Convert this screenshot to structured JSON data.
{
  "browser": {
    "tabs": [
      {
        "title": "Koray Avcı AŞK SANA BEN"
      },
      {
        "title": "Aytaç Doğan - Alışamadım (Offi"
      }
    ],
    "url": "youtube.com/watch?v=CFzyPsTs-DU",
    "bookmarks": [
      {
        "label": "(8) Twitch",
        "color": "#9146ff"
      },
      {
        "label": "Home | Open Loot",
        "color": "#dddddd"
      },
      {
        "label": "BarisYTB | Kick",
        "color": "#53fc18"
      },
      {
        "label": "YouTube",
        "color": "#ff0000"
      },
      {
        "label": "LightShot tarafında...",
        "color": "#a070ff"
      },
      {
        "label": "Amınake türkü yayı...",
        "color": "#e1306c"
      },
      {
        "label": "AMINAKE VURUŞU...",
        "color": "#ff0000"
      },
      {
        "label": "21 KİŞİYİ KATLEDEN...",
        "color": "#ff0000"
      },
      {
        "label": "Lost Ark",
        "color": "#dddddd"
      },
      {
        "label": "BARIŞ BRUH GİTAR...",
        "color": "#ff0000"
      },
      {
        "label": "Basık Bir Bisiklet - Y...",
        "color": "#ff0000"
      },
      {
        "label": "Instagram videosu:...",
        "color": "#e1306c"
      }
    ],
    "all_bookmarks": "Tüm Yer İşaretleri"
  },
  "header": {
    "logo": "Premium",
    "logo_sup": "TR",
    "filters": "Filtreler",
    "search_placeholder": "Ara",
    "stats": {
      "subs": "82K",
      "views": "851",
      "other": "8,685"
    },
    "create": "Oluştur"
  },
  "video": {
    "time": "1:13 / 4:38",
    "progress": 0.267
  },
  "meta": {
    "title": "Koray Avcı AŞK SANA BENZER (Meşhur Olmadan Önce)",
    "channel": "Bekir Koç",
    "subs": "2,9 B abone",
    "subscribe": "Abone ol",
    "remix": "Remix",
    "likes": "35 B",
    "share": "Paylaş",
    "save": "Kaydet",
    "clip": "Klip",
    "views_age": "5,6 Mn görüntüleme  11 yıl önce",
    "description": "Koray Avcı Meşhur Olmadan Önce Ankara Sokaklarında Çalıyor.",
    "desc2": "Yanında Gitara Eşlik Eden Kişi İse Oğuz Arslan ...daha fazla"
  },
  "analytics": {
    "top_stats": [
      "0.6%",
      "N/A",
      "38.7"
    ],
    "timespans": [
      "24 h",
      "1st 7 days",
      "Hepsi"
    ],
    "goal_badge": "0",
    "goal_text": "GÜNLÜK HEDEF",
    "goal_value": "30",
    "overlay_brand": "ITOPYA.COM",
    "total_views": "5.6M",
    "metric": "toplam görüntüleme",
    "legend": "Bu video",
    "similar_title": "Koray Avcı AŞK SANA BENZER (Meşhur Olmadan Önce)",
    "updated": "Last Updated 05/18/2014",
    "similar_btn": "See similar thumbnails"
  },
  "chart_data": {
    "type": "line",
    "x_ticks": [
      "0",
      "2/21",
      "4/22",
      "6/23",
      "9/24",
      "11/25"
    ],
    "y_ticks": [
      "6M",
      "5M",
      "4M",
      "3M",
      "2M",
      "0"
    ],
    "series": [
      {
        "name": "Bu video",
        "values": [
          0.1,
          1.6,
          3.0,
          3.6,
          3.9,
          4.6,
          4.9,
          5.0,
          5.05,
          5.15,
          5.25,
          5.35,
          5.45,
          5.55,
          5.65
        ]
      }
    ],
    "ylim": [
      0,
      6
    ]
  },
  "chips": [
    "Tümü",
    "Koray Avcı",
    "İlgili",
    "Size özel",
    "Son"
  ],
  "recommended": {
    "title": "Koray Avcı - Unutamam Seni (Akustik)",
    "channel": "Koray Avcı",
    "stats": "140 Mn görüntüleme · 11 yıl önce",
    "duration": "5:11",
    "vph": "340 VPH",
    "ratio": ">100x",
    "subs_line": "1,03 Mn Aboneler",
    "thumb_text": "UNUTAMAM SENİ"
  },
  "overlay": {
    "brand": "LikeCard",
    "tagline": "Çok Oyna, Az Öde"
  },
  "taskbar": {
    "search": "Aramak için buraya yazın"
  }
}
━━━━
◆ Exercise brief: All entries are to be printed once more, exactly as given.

◆ Written solution:
Convert this screenshot to structured JSON data.
{
  "browser": {
    "tabs": [
      {
        "title": "Koray Avcı AŞK SANA BEN"
      },
      {
        "title": "Aytaç Doğan - Alışamadım (Offi"
      }
    ],
    "url": "youtube.com/watch?v=CFzyPsTs-DU",
    "bookmarks": [
      {
        "label": "(8) Twitch",
        "color": "#9146ff"
      },
      {
        "label": "Home | Open Loot",
        "color": "#dddddd"
      },
      {
        "label": "BarisYTB | Kick",
        "color": "#53fc18"
      },
      {
        "label": "YouTube",
        "color": "#ff0000"
      },
      {
        "label": "LightShot tarafında...",
        "color": "#a070ff"
      },
      {
        "label": "Amınake türkü yayı...",
        "color": "#e1306c"
      },
      {
        "label": "AMINAKE VURUŞU...",
        "color": "#ff0000"
      },
      {
        "label": "21 KİŞİYİ KATLEDEN...",
        "color": "#ff0000"
      },
      {
        "label": "Lost Ark",
        "color": "#dddddd"
      },
      {
        "label": "BARIŞ BRUH GİTAR...",
        "color": "#ff0000"
      },
      {
        "label": "Basık Bir Bisiklet - Y...",
        "color": "#ff0000"
      },
      {
        "label": "Instagram videosu:...",
        "color": "#e1306c"
      }
    ],
    "all_bookmarks": "Tüm Yer İşaretleri"
  },
  "header": {
    "logo": "Premium",
    "logo_sup": "TR",
    "filters": "Filtreler",
    "search_placeholder": "Ara",
    "stats": {
      "subs": "82K",
      "views": "851",
      "other": "8,685"
    },
    "create": "Oluştur"
  },
  "video": {
    "time": "1:13 / 4:38",
    "progress": 0.267
  },
  "meta": {
    "title": "Koray Avcı AŞK SANA BENZER (Meşhur Olmadan Önce)",
    "channel": "Bekir Koç",
    "subs": "2,9 B abone",
    "subscribe": "Abone ol",
    "remix": "Remix",
    "likes": "35 B",
    "share": "Paylaş",
    "save": "Kaydet",
    "clip": "Klip",
    "views_age": "5,6 Mn görüntüleme  11 yıl önce",
    "description": "Koray Avcı Meşhur Olmadan Önce Ankara Sokaklarında Çalıyor.",
    "desc2": "Yanında Gitara Eşlik Eden Kişi İse Oğuz Arslan ...daha fazla"
  },
  "analytics": {
    "top_stats": [
      "0.6%",
      "N/A",
      "38.7"
    ],
    "timespans": [
      "24 h",
      "1st 7 days",
      "Hepsi"
    ],
    "goal_badge": "0",
    "goal_text": "GÜNLÜK HEDEF",
    "goal_value": "30",
    "overlay_brand": "ITOPYA.COM",
    "total_views": "5.6M",
    "metric": "toplam görüntüleme",
    "legend": "Bu video",
    "similar_title": "Koray Avcı AŞK SANA BENZER (Meşhur Olmadan Önce)",
    "updated": "Last Updated 05/18/2014",
    "similar_btn": "See similar thumbnails"
  },
  "chart_data": {
    "type": "line",
    "x_ticks": [
      "0",
      "2/21",
      "4/22",
      "6/23",
      "9/24",
      "11/25"
    ],
    "y_ticks": [
      "6M",
      "5M",
      "4M",
      "3M",
      "2M",
      "0"
    ],
    "series": [
      {
        "name": "Bu video",
        "values": [
          0.1,
          1.6,
          3.0,
          3.6,
          3.9,
          4.6,
          4.9,
          5.0,
          5.05,
          5.15,
          5.25,
          5.35,
          5.45,
          5.55,
          5.65
        ]
      }
    ],
    "ylim": [
      0,
      6
    ]
  },
  "chips": [
    "Tümü",
    "Koray Avcı",
    "İlgili",
    "Size özel",
    "Son"
  ],
  "recommended": {
    "title": "Koray Avcı - Unutamam Seni (Akustik)",
    "channel": "Koray Avcı",
    "stats": "140 Mn görüntüleme · 11 yıl önce",
    "duration": "5:11",
    "vph": "340 VPH",
    "ratio": ">100x",
    "subs_line": "1,03 Mn Aboneler",
    "thumb_text": "UNUTAMAM SENİ"
  },
  "overlay": {
    "brand": "LikeCard",
    "tagline": "Çok Oyna, Az Öde"
  },
  "taskbar": {
    "search": "Aramak için buraya yazın"
  }
}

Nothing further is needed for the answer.